» **Assignment**
Could you state how many lines of the material hold "Plano"? Include nothing beyond the number.

- - - - -

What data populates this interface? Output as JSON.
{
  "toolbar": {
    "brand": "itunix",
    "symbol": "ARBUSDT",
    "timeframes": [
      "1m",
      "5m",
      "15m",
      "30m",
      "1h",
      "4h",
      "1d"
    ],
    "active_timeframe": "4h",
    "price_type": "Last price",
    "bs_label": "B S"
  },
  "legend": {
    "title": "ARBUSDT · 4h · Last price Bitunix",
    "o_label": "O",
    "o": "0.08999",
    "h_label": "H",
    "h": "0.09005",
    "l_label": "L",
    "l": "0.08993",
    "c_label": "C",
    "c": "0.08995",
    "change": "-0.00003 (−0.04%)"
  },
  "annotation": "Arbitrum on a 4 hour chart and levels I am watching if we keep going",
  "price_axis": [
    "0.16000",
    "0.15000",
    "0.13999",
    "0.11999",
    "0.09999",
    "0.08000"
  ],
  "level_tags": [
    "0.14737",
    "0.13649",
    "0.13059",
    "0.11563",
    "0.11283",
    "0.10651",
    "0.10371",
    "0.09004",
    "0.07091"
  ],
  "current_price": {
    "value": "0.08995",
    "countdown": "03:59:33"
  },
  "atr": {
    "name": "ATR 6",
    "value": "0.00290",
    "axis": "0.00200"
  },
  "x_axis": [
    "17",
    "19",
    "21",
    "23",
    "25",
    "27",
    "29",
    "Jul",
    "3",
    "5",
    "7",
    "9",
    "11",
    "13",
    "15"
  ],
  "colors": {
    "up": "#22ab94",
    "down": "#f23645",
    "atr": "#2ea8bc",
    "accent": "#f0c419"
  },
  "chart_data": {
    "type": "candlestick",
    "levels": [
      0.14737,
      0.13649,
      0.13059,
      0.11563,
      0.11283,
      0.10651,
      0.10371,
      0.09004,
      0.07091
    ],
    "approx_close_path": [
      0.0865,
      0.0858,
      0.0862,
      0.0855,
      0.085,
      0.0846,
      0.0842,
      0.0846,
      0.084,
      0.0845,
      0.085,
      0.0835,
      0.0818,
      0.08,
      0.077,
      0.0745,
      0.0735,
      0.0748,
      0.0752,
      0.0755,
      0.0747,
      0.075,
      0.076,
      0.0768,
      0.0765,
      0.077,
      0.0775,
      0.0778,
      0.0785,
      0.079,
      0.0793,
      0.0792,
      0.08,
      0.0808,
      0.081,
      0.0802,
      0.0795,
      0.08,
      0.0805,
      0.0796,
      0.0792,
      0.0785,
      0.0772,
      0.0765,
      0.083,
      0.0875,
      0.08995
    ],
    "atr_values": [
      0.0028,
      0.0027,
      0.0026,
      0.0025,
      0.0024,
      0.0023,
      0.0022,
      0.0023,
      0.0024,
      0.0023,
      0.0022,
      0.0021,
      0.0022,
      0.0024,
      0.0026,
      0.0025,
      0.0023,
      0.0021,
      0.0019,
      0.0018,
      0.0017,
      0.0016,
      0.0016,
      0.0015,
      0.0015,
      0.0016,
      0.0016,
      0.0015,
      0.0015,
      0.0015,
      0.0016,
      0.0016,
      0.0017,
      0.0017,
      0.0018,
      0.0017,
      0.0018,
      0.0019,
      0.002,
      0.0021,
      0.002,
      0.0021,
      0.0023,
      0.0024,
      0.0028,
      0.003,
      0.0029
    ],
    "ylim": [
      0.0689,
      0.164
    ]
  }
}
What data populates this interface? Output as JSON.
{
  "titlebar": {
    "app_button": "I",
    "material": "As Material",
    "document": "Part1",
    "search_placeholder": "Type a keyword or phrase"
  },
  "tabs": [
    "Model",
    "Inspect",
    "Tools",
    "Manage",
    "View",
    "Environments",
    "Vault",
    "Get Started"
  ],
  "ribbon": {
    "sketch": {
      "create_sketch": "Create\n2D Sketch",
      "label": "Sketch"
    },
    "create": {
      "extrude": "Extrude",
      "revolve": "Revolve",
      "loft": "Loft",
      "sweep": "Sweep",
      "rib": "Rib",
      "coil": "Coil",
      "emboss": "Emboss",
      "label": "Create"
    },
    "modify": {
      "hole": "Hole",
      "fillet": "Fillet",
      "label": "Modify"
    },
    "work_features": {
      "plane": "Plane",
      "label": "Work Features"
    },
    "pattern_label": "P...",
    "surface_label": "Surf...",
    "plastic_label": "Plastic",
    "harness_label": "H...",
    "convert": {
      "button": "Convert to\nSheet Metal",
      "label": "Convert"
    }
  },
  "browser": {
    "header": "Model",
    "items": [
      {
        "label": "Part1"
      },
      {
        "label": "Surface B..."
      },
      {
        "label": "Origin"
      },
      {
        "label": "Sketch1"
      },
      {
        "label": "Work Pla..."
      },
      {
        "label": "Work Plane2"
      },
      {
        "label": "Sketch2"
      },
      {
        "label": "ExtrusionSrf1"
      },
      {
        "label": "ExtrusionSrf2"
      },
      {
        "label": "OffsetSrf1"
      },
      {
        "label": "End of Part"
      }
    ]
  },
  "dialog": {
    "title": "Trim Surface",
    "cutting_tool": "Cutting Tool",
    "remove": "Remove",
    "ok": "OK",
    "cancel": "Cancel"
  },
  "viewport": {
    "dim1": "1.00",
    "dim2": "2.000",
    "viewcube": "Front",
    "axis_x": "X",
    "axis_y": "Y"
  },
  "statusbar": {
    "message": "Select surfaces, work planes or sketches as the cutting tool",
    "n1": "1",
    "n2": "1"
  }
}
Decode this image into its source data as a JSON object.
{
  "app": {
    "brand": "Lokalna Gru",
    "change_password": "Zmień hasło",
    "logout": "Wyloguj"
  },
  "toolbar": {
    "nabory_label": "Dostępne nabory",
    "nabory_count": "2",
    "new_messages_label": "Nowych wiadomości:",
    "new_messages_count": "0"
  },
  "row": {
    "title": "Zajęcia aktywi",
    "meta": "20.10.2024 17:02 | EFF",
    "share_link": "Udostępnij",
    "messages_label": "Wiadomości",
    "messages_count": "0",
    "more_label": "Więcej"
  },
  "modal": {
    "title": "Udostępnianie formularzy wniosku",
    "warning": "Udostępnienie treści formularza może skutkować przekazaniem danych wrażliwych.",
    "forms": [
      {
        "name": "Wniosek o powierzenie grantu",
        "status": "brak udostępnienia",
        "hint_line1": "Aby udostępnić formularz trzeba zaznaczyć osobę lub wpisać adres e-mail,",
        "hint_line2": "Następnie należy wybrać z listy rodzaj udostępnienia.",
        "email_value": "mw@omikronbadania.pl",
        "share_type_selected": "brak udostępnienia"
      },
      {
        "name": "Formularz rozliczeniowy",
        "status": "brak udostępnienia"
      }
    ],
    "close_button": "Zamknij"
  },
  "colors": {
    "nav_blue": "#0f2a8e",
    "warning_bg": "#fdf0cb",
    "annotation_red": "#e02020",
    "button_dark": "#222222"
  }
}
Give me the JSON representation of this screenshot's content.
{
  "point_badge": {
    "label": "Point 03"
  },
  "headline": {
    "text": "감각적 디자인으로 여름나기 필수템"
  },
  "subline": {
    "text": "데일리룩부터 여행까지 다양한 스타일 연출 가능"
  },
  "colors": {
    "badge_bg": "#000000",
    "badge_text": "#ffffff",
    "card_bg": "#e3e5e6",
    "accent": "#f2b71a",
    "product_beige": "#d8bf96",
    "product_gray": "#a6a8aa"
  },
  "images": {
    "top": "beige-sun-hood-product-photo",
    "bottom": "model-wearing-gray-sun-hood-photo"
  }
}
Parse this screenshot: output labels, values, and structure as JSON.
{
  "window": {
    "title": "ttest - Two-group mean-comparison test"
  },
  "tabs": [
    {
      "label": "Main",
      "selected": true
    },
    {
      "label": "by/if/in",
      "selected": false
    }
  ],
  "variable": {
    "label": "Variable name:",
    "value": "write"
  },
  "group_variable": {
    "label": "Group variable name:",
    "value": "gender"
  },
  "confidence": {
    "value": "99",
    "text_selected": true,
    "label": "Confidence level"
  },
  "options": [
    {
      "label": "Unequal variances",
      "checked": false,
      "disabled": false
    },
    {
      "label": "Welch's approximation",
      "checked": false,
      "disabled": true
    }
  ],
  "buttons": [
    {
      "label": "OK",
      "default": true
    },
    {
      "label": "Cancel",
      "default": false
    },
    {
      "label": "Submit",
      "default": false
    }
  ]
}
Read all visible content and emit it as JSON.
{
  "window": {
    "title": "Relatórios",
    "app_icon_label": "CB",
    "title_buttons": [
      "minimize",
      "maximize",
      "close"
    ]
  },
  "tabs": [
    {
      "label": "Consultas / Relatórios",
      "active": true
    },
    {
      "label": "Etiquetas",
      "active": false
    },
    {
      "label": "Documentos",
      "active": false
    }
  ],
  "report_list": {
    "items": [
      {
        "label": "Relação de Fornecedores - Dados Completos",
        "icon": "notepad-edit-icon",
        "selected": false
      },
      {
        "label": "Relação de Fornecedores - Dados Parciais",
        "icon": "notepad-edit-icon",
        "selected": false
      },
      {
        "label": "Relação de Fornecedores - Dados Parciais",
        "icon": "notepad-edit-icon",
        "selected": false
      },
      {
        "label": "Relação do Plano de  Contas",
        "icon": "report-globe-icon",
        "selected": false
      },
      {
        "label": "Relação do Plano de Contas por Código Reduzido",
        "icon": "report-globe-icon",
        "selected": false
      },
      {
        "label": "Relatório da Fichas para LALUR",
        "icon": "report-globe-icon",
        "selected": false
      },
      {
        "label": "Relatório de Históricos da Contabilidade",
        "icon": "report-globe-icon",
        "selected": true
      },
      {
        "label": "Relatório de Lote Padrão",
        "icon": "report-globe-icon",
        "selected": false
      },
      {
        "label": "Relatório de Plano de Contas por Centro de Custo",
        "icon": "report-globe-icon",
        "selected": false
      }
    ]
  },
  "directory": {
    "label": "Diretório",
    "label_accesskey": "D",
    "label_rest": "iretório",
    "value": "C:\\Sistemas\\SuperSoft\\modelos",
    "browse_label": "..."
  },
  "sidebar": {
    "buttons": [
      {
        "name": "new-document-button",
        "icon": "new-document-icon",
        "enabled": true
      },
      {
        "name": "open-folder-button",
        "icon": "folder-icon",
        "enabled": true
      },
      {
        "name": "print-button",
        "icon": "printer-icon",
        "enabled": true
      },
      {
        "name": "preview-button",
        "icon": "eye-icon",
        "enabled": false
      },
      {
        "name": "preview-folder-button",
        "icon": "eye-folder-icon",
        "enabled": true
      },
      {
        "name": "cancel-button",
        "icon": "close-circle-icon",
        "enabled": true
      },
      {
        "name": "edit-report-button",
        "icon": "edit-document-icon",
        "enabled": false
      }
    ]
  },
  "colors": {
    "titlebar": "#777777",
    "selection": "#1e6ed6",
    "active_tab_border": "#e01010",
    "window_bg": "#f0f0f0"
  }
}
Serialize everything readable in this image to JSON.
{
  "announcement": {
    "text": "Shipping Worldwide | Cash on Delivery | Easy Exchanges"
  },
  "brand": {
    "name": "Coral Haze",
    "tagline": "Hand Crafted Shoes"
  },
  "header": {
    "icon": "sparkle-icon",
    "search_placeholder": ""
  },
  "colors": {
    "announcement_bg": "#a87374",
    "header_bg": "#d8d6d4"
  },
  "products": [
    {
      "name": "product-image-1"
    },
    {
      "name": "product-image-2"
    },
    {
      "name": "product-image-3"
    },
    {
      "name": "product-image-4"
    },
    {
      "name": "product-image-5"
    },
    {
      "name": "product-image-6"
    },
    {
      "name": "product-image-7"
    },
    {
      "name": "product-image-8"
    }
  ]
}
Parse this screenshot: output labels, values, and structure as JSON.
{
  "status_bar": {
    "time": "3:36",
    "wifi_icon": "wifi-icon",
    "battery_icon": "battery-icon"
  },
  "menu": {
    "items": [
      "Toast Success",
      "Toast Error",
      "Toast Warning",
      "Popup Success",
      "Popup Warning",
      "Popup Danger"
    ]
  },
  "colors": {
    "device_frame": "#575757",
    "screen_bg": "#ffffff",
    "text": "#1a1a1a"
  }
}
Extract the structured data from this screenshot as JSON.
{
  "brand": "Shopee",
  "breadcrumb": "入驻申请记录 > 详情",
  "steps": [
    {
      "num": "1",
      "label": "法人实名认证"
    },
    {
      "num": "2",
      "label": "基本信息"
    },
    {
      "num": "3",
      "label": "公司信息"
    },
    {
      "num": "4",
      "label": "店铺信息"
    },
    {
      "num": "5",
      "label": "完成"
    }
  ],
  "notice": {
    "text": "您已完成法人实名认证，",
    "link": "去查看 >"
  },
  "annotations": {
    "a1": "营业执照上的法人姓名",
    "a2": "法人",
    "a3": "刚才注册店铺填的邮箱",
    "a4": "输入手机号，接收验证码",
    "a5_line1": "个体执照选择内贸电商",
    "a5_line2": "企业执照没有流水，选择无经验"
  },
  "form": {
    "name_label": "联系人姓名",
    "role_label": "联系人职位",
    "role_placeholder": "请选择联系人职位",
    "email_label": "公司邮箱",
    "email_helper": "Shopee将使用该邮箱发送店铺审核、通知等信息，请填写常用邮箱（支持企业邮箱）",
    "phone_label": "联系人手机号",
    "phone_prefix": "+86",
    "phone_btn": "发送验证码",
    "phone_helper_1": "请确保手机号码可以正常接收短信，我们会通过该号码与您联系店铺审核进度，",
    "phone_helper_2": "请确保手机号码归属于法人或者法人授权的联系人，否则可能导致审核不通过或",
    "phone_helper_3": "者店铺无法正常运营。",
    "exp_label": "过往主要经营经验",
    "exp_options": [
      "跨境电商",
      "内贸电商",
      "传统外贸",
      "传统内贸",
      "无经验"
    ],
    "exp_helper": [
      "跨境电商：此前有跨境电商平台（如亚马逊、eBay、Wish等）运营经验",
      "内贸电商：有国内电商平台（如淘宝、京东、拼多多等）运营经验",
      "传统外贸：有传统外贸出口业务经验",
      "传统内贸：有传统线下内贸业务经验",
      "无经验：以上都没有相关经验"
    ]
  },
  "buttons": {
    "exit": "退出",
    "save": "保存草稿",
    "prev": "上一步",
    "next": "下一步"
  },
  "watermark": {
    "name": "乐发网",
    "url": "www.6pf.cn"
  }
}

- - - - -

» **Exercise answer**
3